Data under study:
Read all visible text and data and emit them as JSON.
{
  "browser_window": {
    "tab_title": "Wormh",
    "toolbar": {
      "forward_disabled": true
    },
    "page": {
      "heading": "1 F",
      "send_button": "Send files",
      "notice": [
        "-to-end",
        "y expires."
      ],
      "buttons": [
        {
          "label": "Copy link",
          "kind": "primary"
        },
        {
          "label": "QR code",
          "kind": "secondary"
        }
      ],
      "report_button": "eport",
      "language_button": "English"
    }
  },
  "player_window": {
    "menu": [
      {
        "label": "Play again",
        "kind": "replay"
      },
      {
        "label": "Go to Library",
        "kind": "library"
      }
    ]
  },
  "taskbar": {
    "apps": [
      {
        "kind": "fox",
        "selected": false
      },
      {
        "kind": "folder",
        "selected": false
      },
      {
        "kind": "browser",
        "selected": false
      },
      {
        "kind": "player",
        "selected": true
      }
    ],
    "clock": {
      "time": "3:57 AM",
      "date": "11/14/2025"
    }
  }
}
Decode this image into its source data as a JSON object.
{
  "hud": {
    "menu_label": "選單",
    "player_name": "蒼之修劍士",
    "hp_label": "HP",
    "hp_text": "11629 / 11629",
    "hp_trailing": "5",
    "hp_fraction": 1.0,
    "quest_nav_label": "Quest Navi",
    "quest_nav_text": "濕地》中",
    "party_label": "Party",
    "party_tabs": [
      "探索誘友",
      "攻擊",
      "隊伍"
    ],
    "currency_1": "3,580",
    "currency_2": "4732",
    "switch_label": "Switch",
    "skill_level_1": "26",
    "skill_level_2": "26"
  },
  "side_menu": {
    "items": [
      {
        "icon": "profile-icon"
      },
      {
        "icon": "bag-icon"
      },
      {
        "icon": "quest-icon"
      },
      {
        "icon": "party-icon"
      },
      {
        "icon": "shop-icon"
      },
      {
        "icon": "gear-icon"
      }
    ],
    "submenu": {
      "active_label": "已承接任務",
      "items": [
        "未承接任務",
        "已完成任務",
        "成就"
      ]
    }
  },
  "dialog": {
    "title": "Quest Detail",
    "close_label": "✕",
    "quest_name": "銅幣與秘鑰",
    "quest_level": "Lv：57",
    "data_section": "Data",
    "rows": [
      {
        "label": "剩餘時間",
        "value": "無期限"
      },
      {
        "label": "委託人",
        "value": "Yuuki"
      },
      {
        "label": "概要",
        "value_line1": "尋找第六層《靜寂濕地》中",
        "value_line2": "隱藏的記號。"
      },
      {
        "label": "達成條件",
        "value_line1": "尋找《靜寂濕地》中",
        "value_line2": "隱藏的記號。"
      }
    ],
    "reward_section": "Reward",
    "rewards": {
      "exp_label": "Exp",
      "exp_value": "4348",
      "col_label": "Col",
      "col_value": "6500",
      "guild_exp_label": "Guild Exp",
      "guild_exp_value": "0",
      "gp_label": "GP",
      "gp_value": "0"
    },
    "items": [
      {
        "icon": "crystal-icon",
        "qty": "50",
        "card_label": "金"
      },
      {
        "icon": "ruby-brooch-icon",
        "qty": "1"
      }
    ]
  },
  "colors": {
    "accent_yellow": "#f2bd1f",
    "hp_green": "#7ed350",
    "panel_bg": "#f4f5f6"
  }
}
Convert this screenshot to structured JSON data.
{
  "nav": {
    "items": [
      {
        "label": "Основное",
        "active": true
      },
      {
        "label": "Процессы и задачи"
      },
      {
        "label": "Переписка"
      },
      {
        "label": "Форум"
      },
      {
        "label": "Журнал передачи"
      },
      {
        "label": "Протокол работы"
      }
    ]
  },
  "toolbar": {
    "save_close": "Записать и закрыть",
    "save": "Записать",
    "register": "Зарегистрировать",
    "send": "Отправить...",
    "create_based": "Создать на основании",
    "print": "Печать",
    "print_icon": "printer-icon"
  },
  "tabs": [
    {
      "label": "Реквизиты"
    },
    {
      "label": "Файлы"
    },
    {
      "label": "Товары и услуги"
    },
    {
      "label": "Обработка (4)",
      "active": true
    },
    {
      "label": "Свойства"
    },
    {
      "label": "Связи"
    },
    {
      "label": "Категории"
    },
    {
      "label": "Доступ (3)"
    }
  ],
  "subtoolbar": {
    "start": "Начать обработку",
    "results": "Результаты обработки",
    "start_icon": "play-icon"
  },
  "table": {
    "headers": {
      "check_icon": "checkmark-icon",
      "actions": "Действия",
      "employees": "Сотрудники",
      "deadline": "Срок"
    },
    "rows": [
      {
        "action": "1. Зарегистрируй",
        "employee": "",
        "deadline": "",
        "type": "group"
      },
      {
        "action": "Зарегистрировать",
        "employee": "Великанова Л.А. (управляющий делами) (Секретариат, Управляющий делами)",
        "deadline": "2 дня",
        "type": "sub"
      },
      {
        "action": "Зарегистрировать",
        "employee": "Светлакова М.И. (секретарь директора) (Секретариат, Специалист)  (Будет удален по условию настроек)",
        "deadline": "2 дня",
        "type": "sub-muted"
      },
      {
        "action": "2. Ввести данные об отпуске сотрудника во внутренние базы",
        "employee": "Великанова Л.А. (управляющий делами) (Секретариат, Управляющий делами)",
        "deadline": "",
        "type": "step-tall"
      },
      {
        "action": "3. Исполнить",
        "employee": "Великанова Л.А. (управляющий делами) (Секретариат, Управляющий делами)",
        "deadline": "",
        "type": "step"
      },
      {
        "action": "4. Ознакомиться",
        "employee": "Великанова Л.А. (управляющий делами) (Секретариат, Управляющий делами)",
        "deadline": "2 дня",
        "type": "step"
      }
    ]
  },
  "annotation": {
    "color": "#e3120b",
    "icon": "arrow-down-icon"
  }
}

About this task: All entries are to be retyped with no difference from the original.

Answer space:
Read all visible text and data and emit them as JSON.
{
  "browser_window": {
    "tab_title": "Wormh",
    "toolbar": {
      "forward_disabled": true
    },
    "page": {
      "heading": "1 F",
      "send_button": "Send files",
      "notice": [
        "-to-end",
        "y expires."
      ],
      "buttons": [
        {
          "label": "Copy link",
          "kind": "primary"
        },
        {
          "label": "QR code",
          "kind": "secondary"
        }
      ],
      "report_button": "eport",
      "language_button": "English"
    }
  },
  "player_window": {
    "menu": [
      {
        "label": "Play again",
        "kind": "replay"
      },
      {
        "label": "Go to Library",
        "kind": "library"
      }
    ]
  },
  "taskbar": {
    "apps": [
      {
        "kind": "fox",
        "selected": false
      },
      {
        "kind": "folder",
        "selected": false
      },
      {
        "kind": "browser",
        "selected": false
      },
      {
        "kind": "player",
        "selected": true
      }
    ],
    "clock": {
      "time": "3:57 AM",
      "date": "11/14/2025"
    }
  }
}
Decode this image into its source data as a JSON object.
{
  "hud": {
    "menu_label": "選單",
    "player_name": "蒼之修劍士",
    "hp_label": "HP",
    "hp_text": "11629 / 11629",
    "hp_trailing": "5",
    "hp_fraction": 1.0,
    "quest_nav_label": "Quest Navi",
    "quest_nav_text": "濕地》中",
    "party_label": "Party",
    "party_tabs": [
      "探索誘友",
      "攻擊",
      "隊伍"
    ],
    "currency_1": "3,580",
    "currency_2": "4732",
    "switch_label": "Switch",
    "skill_level_1": "26",
    "skill_level_2": "26"
  },
  "side_menu": {
    "items": [
      {
        "icon": "profile-icon"
      },
      {
        "icon": "bag-icon"
      },
      {
        "icon": "quest-icon"
      },
      {
        "icon": "party-icon"
      },
      {
        "icon": "shop-icon"
      },
      {
        "icon": "gear-icon"
      }
    ],
    "submenu": {
      "active_label": "已承接任務",
      "items": [
        "未承接任務",
        "已完成任務",
        "成就"
      ]
    }
  },
  "dialog": {
    "title": "Quest Detail",
    "close_label": "✕",
    "quest_name": "銅幣與秘鑰",
    "quest_level": "Lv：57",
    "data_section": "Data",
    "rows": [
      {
        "label": "剩餘時間",
        "value": "無期限"
      },
      {
        "label": "委託人",
        "value": "Yuuki"
      },
      {
        "label": "概要",
        "value_line1": "尋找第六層《靜寂濕地》中",
        "value_line2": "隱藏的記號。"
      },
      {
        "label": "達成條件",
        "value_line1": "尋找《靜寂濕地》中",
        "value_line2": "隱藏的記號。"
      }
    ],
    "reward_section": "Reward",
    "rewards": {
      "exp_label": "Exp",
      "exp_value": "4348",
      "col_label": "Col",
      "col_value": "6500",
      "guild_exp_label": "Guild Exp",
      "guild_exp_value": "0",
      "gp_label": "GP",
      "gp_value": "0"
    },
    "items": [
      {
        "icon": "crystal-icon",
        "qty": "50",
        "card_label": "金"
      },
      {
        "icon": "ruby-brooch-icon",
        "qty": "1"
      }
    ]
  },
  "colors": {
    "accent_yellow": "#f2bd1f",
    "hp_green": "#7ed350",
    "panel_bg": "#f4f5f6"
  }
}
Convert this screenshot to structured JSON data.
{
  "nav": {
    "items": [
      {
        "label": "Основное",
        "active": true
      },
      {
        "label": "Процессы и задачи"
      },
      {
        "label": "Переписка"
      },
      {
        "label": "Форум"
      },
      {
        "label": "Журнал передачи"
      },
      {
        "label": "Протокол работы"
      }
    ]
  },
  "toolbar": {
    "save_close": "Записать и закрыть",
    "save": "Записать",
    "register": "Зарегистрировать",
    "send": "Отправить...",
    "create_based": "Создать на основании",
    "print": "Печать",
    "print_icon": "printer-icon"
  },
  "tabs": [
    {
      "label": "Реквизиты"
    },
    {
      "label": "Файлы"
    },
    {
      "label": "Товары и услуги"
    },
    {
      "label": "Обработка (4)",
      "active": true
    },
    {
      "label": "Свойства"
    },
    {
      "label": "Связи"
    },
    {
      "label": "Категории"
    },
    {
      "label": "Доступ (3)"
    }
  ],
  "subtoolbar": {
    "start": "Начать обработку",
    "results": "Результаты обработки",
    "start_icon": "play-icon"
  },
  "table": {
    "headers": {
      "check_icon": "checkmark-icon",
      "actions": "Действия",
      "employees": "Сотрудники",
      "deadline": "Срок"
    },
    "rows": [
      {
        "action": "1. Зарегистрируй",
        "employee": "",
        "deadline": "",
        "type": "group"
      },
      {
        "action": "Зарегистрировать",
        "employee": "Великанова Л.А. (управляющий делами) (Секретариат, Управляющий делами)",
        "deadline": "2 дня",
        "type": "sub"
      },
      {
        "action": "Зарегистрировать",
        "employee": "Светлакова М.И. (секретарь директора) (Секретариат, Специалист)  (Будет удален по условию настроек)",
        "deadline": "2 дня",
        "type": "sub-muted"
      },
      {
        "action": "2. Ввести данные об отпуске сотрудника во внутренние базы",
        "employee": "Великанова Л.А. (управляющий делами) (Секретариат, Управляющий делами)",
        "deadline": "",
        "type": "step-tall"
      },
      {
        "action": "3. Исполнить",
        "employee": "Великанова Л.А. (управляющий делами) (Секретариат, Управляющий делами)",
        "deadline": "",
        "type": "step"
      },
      {
        "action": "4. Ознакомиться",
        "employee": "Великанова Л.А. (управляющий делами) (Секретариат, Управляющий делами)",
        "deadline": "2 дня",
        "type": "step"
      }
    ]
  },
  "annotation": {
    "color": "#e3120b",
    "icon": "arrow-down-icon"
  }
}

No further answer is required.